I also realise that I haven't said much, if anything, about Liverpool 08 in this blog. Partly it all seemed a long way off for a long time, and, of course, I'm not exactly immersed in the cultural life of the city. There's also the fact that I'm a touch ambivalent about the whole thing.
Liverpool 08 is supposed to be a celebration of the city's culture, but I suspect that it's actually an attempt to create a new type of culture in the city. A friend of mine lived in Dublin when they were Capital of Culture in the early '90s, and he reports that what it did most effectively was kill off the pre-existing culture. Capital of Culture is an exercise in bringing to the city the kind of culture that businesses, and the young professionals that work for those businesses, will want to see - and that's not, in large part, the Liverpool culture that's already here.
You can see it written in the building work being conducted in the city. There's hardly an empty warehouse or a patch of land in the city centre that isn't being turned into "luxury apartments". I have a weird feeling that the city's going to be left with a large surplus of luxury apartments in a few years. In Toxteth (just next to the city centre, on the river front) they moved "problem" residents into Kensington to make room for apartments and business space. Less solving a problem, more moving it to where it'll be less visible.
At the same time, I'm compelled to be my own counterpoint. It's all very well for me to be sniffy from my ivory tower about the motivation and the means for the 08 project. After all, I'm not relying on a job for it. There's no denying that it has brought much-needed jobs and investment into a city which has some of the worst areas of deprivation in western Europe, and that's undoubtedly important.
So I suspect that Liverpool 08 is going to be a two-edged sword.

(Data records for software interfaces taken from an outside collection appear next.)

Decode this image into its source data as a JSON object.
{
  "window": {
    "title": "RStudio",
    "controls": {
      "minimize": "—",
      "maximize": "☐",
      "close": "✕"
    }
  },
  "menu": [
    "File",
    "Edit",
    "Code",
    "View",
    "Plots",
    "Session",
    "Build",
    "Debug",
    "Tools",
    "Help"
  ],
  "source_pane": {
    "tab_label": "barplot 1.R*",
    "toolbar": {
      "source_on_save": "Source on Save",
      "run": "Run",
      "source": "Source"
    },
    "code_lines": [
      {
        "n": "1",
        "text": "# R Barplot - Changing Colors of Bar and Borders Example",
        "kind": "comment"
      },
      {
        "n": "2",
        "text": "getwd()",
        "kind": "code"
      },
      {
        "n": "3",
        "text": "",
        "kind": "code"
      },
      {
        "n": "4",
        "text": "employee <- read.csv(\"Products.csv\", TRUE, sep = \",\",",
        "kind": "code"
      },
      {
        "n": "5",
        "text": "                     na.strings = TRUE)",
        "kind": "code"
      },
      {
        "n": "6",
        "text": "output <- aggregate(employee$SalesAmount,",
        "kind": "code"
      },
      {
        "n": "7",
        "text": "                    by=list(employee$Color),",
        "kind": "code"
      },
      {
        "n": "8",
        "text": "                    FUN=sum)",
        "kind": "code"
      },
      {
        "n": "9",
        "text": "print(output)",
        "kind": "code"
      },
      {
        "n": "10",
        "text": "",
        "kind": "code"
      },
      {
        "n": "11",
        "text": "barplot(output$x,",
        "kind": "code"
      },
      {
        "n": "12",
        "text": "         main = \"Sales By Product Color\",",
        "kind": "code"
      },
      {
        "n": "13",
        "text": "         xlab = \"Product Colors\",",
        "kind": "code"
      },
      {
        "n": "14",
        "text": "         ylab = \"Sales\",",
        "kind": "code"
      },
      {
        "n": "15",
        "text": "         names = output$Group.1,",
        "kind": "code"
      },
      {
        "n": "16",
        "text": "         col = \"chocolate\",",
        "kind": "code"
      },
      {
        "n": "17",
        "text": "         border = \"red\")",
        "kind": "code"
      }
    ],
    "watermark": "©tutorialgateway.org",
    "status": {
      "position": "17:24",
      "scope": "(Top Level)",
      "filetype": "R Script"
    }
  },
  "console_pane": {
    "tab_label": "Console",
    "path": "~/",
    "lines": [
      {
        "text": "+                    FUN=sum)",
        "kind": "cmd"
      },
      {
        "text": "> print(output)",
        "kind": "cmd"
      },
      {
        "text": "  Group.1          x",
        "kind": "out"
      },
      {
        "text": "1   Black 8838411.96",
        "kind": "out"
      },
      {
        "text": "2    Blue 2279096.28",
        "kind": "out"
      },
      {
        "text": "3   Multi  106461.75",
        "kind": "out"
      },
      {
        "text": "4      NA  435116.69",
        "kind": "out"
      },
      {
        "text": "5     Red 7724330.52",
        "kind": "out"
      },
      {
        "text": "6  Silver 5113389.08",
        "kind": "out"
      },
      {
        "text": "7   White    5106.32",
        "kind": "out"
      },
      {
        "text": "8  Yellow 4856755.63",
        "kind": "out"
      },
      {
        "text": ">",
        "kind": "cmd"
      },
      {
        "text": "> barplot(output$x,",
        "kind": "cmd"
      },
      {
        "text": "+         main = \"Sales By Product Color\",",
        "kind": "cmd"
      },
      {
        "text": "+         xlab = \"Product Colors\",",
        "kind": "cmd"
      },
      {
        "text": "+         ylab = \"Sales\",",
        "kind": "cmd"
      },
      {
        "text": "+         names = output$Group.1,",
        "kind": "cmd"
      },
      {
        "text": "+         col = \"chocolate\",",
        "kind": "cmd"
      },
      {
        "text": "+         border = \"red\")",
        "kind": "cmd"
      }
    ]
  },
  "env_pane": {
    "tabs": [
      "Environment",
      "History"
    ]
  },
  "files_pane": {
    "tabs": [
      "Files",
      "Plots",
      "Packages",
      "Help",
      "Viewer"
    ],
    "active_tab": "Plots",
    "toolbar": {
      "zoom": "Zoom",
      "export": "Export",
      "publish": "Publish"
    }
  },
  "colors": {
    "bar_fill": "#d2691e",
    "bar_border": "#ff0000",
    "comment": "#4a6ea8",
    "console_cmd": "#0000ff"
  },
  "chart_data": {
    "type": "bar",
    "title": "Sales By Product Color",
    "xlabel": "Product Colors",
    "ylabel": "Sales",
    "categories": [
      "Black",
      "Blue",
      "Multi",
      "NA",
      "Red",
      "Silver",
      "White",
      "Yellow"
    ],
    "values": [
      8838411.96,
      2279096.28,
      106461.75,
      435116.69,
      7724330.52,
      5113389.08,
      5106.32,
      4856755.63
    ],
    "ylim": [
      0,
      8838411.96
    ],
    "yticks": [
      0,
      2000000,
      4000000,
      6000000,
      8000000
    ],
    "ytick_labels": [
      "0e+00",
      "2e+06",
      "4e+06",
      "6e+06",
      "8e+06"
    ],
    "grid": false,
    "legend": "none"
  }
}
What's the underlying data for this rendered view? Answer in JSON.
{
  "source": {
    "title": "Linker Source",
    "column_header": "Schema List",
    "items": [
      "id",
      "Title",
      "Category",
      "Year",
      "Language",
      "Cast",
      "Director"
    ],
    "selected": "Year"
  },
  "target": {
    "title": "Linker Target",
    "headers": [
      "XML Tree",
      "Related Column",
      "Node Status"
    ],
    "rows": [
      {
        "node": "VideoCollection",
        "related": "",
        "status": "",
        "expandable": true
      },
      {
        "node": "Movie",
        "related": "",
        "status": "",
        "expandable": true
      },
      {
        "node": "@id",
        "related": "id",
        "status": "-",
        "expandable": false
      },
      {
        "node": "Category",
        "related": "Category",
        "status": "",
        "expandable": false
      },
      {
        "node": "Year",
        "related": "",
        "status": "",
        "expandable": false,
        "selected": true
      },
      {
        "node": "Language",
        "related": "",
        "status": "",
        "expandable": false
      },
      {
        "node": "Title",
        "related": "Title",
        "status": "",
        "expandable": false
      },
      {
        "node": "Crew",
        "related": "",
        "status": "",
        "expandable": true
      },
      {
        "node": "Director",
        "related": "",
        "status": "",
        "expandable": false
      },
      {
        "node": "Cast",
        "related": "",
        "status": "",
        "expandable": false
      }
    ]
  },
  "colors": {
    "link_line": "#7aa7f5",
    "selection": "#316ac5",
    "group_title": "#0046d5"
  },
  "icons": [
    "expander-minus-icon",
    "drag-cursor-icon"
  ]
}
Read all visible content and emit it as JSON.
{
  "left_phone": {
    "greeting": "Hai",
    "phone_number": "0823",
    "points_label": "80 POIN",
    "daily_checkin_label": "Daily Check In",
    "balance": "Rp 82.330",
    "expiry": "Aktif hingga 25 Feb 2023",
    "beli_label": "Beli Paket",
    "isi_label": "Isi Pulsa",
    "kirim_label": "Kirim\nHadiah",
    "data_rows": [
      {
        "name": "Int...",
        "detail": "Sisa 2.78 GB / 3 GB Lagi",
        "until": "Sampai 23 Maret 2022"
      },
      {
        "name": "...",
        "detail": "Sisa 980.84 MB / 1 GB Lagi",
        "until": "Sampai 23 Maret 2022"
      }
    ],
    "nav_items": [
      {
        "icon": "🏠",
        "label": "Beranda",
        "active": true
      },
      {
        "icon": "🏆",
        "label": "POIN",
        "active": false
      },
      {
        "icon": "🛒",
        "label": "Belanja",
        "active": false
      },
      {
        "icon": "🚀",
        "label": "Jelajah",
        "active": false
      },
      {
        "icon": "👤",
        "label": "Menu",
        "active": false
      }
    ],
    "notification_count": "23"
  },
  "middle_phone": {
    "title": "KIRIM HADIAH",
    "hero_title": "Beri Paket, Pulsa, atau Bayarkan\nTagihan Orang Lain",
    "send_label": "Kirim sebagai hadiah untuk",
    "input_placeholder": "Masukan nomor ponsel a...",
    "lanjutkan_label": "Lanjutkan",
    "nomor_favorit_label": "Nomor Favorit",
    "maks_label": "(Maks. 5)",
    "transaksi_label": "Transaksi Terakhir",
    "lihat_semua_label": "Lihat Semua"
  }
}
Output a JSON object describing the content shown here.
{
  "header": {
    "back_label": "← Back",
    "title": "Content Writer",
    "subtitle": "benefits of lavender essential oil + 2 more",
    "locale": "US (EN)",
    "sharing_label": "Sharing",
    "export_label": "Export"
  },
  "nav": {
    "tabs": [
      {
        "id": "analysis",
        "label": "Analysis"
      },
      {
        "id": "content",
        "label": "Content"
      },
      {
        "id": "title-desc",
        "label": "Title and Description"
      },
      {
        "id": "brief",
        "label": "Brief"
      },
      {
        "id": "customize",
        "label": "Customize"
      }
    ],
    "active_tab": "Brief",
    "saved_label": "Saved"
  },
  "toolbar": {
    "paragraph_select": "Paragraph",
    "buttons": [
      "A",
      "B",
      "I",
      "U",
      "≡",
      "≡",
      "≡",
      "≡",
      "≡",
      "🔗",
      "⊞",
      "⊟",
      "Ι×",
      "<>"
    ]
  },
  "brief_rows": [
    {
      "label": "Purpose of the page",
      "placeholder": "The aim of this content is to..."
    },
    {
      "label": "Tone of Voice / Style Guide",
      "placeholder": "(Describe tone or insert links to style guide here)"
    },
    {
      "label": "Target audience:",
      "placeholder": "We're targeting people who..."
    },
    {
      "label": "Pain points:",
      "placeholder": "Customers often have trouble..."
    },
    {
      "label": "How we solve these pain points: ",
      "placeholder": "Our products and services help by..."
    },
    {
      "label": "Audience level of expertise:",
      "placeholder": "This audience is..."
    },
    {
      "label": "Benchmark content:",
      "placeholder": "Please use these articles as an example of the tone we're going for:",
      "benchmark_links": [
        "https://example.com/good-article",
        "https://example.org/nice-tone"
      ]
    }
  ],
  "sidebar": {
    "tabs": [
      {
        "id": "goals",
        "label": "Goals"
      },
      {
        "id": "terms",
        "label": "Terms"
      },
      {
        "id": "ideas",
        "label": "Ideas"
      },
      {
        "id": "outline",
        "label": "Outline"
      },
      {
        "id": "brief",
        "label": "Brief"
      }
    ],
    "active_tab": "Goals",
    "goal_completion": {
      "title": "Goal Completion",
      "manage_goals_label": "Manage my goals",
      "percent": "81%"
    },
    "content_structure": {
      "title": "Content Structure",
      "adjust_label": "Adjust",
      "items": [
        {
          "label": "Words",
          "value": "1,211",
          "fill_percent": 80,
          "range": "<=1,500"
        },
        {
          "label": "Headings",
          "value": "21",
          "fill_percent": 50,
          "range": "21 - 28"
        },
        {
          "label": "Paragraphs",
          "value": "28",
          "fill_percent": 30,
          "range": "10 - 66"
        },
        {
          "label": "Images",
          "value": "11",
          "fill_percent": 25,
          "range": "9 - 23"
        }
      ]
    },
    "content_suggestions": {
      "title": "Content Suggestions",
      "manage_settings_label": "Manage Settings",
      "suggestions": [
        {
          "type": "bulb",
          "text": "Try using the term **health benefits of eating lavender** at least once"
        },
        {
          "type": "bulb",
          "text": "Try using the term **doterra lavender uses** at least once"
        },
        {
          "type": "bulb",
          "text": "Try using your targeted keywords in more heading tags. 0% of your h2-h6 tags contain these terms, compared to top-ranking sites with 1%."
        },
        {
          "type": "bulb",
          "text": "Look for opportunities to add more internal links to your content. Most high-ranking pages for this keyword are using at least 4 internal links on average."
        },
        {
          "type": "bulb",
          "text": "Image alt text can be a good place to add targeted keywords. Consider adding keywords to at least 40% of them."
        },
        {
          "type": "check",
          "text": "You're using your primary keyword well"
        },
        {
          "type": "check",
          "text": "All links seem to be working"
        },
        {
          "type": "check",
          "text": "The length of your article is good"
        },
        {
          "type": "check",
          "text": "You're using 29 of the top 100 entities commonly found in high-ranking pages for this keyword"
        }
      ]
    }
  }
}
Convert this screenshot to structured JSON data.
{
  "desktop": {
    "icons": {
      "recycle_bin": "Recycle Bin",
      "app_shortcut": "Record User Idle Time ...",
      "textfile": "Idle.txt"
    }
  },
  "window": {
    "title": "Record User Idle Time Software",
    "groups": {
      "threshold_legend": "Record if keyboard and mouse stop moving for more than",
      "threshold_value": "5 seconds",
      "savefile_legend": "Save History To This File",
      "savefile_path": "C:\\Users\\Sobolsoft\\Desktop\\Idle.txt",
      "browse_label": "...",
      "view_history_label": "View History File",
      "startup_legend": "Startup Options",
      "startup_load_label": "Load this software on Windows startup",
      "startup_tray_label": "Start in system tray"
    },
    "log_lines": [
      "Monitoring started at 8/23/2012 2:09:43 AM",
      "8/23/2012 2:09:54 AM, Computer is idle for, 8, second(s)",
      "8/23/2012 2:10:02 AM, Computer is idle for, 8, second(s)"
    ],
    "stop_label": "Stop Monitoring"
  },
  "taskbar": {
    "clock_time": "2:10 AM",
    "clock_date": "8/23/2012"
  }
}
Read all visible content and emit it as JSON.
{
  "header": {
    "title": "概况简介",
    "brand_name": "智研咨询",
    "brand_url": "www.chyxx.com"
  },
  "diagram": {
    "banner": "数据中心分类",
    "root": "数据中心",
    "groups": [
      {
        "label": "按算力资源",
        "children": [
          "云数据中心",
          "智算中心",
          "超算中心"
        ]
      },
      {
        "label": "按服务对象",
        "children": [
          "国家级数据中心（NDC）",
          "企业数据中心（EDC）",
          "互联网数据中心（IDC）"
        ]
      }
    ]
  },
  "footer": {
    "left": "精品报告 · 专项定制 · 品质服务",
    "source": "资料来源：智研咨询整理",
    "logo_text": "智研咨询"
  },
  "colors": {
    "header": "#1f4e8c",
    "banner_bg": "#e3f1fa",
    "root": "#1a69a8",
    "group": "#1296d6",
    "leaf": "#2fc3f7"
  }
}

Which edge has the most effect remains to be seen.
Sunday, January 06, 2008
Oh, and convincing someone to give me an academic job so that I don't have to go a-warehousing again come October.
Still, I'll not be bored.